Find the string "JSON" in the data, and copy out each line that has it.

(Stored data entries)
________
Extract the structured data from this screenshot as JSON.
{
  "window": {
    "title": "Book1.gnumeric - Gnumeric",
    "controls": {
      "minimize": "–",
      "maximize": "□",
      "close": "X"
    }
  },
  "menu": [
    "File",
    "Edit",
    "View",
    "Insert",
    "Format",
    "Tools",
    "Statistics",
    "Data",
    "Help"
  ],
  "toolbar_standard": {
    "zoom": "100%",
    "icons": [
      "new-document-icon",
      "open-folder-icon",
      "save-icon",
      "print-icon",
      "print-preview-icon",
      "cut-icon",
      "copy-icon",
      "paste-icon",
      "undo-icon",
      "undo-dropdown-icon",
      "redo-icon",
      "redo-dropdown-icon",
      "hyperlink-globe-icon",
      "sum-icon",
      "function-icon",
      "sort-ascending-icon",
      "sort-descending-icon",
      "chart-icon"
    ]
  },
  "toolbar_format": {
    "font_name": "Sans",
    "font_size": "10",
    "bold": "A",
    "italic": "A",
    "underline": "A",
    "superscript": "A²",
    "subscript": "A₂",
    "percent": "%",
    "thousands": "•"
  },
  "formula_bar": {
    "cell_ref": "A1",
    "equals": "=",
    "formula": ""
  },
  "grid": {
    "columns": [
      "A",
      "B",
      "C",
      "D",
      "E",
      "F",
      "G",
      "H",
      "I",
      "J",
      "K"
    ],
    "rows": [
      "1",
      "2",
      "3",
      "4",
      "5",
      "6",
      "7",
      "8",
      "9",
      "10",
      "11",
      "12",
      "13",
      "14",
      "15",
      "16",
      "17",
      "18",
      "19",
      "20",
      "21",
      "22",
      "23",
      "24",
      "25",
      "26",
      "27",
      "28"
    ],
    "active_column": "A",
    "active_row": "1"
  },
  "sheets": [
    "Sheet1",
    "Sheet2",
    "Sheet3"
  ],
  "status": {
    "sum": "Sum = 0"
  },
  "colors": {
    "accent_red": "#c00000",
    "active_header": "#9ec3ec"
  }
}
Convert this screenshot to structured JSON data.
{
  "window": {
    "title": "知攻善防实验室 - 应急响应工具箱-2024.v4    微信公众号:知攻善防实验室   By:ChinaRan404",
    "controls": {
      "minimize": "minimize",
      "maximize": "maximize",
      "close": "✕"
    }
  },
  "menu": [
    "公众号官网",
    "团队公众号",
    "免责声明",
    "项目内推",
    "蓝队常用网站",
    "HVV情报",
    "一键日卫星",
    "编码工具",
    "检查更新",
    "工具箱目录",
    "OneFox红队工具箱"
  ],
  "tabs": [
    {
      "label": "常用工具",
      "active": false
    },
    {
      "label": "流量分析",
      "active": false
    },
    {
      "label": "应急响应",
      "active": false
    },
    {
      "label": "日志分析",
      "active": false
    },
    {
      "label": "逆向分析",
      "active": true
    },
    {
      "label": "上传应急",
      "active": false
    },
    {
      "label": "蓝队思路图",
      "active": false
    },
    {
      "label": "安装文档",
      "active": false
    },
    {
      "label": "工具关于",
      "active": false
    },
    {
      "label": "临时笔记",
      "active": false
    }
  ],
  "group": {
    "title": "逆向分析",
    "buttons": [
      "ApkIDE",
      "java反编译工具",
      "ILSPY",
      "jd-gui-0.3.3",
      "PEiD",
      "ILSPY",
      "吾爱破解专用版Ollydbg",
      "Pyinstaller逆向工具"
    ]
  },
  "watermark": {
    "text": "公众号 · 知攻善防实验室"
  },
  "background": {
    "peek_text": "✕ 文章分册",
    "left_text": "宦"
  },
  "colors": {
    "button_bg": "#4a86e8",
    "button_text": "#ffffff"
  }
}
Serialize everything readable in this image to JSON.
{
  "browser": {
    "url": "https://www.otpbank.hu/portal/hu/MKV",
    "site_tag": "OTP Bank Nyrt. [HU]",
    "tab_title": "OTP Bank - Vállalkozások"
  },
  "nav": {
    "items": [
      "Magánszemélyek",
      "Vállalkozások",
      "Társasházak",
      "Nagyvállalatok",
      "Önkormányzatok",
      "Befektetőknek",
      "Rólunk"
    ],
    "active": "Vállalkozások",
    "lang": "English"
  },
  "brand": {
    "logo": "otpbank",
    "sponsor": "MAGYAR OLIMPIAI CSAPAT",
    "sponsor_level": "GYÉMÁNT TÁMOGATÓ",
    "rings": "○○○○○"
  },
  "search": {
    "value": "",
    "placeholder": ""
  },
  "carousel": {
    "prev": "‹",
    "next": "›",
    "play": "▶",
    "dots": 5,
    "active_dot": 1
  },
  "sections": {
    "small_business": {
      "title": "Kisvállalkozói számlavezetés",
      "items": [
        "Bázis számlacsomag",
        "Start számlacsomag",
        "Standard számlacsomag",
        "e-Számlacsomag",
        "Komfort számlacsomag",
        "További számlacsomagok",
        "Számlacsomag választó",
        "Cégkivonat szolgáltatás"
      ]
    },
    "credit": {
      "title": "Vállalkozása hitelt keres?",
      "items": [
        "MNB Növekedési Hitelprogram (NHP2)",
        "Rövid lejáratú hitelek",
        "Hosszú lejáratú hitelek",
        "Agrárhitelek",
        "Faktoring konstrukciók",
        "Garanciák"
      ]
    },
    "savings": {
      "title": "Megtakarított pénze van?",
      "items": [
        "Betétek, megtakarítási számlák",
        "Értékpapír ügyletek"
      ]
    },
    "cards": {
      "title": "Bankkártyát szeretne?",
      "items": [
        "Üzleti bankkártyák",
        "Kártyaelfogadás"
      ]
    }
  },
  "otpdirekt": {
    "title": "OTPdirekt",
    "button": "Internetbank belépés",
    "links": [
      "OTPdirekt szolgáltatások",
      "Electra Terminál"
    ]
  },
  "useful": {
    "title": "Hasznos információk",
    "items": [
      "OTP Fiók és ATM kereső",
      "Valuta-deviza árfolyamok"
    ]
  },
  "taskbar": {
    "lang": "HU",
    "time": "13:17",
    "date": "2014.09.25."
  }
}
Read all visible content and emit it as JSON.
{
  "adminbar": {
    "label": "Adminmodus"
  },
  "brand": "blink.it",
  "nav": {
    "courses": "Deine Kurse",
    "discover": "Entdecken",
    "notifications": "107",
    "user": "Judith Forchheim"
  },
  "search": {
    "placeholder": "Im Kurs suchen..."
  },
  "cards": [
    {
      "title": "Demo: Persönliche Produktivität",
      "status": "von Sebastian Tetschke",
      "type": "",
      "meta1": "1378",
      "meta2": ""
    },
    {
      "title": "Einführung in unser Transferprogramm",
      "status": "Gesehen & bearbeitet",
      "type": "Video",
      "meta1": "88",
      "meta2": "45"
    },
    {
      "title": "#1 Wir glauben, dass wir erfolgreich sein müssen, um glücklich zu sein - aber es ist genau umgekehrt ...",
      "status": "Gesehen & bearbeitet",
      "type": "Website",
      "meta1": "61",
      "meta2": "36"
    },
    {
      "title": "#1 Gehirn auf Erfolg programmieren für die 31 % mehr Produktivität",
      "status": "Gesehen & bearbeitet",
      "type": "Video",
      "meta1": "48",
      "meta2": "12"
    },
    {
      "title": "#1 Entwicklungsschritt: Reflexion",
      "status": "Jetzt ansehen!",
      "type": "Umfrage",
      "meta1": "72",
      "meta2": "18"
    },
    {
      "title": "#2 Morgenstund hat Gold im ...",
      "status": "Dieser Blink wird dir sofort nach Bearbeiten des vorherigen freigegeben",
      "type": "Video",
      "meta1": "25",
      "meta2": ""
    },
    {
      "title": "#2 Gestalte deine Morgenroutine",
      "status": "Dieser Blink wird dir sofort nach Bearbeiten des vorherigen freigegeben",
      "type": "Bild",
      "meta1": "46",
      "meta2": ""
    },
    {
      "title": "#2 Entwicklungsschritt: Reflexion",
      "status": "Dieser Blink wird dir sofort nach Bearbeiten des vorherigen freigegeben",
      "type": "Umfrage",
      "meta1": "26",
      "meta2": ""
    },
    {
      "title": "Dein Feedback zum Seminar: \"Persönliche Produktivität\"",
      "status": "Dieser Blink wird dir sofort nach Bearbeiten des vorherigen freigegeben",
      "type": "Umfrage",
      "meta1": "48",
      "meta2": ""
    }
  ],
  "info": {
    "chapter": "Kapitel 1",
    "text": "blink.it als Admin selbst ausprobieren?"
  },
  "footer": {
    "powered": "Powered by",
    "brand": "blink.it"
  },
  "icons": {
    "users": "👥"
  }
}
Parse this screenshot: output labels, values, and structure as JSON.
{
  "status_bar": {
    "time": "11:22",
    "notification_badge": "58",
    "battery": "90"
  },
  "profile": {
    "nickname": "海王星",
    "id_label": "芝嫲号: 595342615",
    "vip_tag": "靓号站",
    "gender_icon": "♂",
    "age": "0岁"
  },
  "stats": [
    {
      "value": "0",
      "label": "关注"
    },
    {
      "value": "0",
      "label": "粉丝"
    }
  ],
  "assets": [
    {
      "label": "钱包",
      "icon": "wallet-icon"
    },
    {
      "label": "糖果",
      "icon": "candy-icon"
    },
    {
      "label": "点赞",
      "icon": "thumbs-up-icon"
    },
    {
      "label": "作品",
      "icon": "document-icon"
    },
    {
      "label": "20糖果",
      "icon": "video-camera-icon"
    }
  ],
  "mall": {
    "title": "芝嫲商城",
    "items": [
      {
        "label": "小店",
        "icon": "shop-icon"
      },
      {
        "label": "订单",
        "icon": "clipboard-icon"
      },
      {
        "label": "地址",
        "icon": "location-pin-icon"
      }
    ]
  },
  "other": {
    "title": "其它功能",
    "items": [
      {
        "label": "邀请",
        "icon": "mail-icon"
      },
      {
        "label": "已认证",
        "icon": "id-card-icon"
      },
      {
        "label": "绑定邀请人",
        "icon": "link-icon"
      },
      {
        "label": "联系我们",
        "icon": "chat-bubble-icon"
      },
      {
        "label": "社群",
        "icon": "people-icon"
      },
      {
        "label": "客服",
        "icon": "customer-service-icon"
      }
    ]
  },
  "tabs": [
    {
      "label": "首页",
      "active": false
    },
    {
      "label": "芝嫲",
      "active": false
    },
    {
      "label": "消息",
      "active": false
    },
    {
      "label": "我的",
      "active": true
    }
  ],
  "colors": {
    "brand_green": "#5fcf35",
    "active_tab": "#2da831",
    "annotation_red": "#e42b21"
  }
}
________
> COMPLETED EXERCISE
Extract the structured data from this screenshot as JSON.
Convert this screenshot to structured JSON data.
Serialize everything readable in this image to JSON.
Read all visible content and emit it as JSON.
Parse this screenshot: output labels, values, and structure as JSON.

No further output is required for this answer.